WORK ORDER -
Please show every line from the entries that carries the word "SOLIDWORKS".
▬▬▬▬▬▬▬▬▬▬
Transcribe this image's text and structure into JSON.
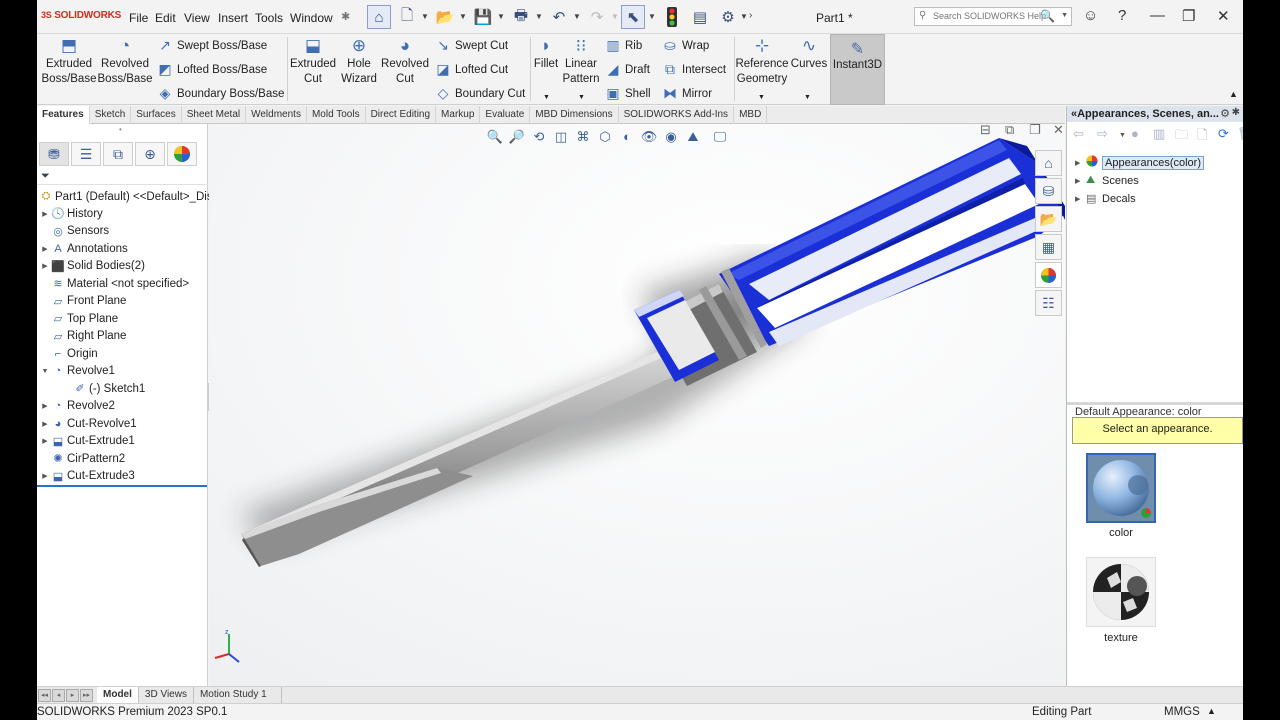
{
  "app": {
    "logo_ds": "3S",
    "logo_text": "SOLIDWORKS",
    "document_title": "Part1 *"
  },
  "menu": [
    "File",
    "Edit",
    "View",
    "Insert",
    "Tools",
    "Window"
  ],
  "search": {
    "placeholder": "Search SOLIDWORKS Help"
  },
  "commands": {
    "extruded_boss": "Extruded Boss/Base",
    "revolved_boss": "Revolved Boss/Base",
    "swept_boss": "Swept Boss/Base",
    "lofted_boss": "Lofted Boss/Base",
    "boundary_boss": "Boundary Boss/Base",
    "extruded_cut": "Extruded Cut",
    "hole_wizard": "Hole Wizard",
    "revolved_cut": "Revolved Cut",
    "swept_cut": "Swept Cut",
    "lofted_cut": "Lofted Cut",
    "boundary_cut": "Boundary Cut",
    "fillet": "Fillet",
    "linear_pattern": "Linear Pattern",
    "rib": "Rib",
    "draft": "Draft",
    "shell": "Shell",
    "wrap": "Wrap",
    "intersect": "Intersect",
    "mirror": "Mirror",
    "reference_geometry": "Reference Geometry",
    "curves": "Curves",
    "instant3d": "Instant3D"
  },
  "tabs": [
    "Features",
    "Sketch",
    "Surfaces",
    "Sheet Metal",
    "Weldments",
    "Mold Tools",
    "Direct Editing",
    "Markup",
    "Evaluate",
    "MBD Dimensions",
    "SOLIDWORKS Add-Ins",
    "MBD"
  ],
  "tree": {
    "root": "Part1 (Default) <<Default>_Dis",
    "items": [
      {
        "label": "History",
        "arrow": true,
        "icon": "history-icon",
        "indent": 0
      },
      {
        "label": "Sensors",
        "arrow": false,
        "icon": "sensor-icon",
        "indent": 0
      },
      {
        "label": "Annotations",
        "arrow": true,
        "icon": "annotation-icon",
        "indent": 0
      },
      {
        "label": "Solid Bodies(2)",
        "arrow": true,
        "icon": "solid-bodies-icon",
        "indent": 0
      },
      {
        "label": "Material <not specified>",
        "arrow": false,
        "icon": "material-icon",
        "indent": 0
      },
      {
        "label": "Front Plane",
        "arrow": false,
        "icon": "plane-icon",
        "indent": 0
      },
      {
        "label": "Top Plane",
        "arrow": false,
        "icon": "plane-icon",
        "indent": 0
      },
      {
        "label": "Right Plane",
        "arrow": false,
        "icon": "plane-icon",
        "indent": 0
      },
      {
        "label": "Origin",
        "arrow": false,
        "icon": "origin-icon",
        "indent": 0
      },
      {
        "label": "Revolve1",
        "arrow": "open",
        "icon": "revolve-icon",
        "indent": 0
      },
      {
        "label": "(-) Sketch1",
        "arrow": false,
        "icon": "sketch-icon",
        "indent": 1
      },
      {
        "label": "Revolve2",
        "arrow": true,
        "icon": "revolve-icon",
        "indent": 0
      },
      {
        "label": "Cut-Revolve1",
        "arrow": true,
        "icon": "cut-revolve-icon",
        "indent": 0
      },
      {
        "label": "Cut-Extrude1",
        "arrow": true,
        "icon": "cut-extrude-icon",
        "indent": 0
      },
      {
        "label": "CirPattern2",
        "arrow": false,
        "icon": "circular-pattern-icon",
        "indent": 0
      },
      {
        "label": "Cut-Extrude3",
        "arrow": true,
        "icon": "cut-extrude-icon",
        "indent": 0
      }
    ]
  },
  "appearances": {
    "header": "«Appearances, Scenes, an...",
    "items": [
      "Appearances(color)",
      "Scenes",
      "Decals"
    ],
    "default_label": "Default Appearance: color",
    "tooltip": "Select an appearance.",
    "swatches": [
      "color",
      "texture"
    ]
  },
  "bottom_tabs": [
    "Model",
    "3D Views",
    "Motion Study 1"
  ],
  "status": {
    "version": "SOLIDWORKS Premium 2023 SP0.1",
    "mode": "Editing Part",
    "units": "MMGS"
  },
  "colors": {
    "handle_blue": "#1a2fd6",
    "accent": "#d52b1e"
  }
}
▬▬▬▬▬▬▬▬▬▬
EXERCISE OUTPUT -
    "logo_text": "SOLIDWORKS",
    "placeholder": "Search SOLIDWORKS Help"
    "SOLIDWORKS Add-Ins",
    "version": "SOLIDWORKS Premium 2023 SP0.1",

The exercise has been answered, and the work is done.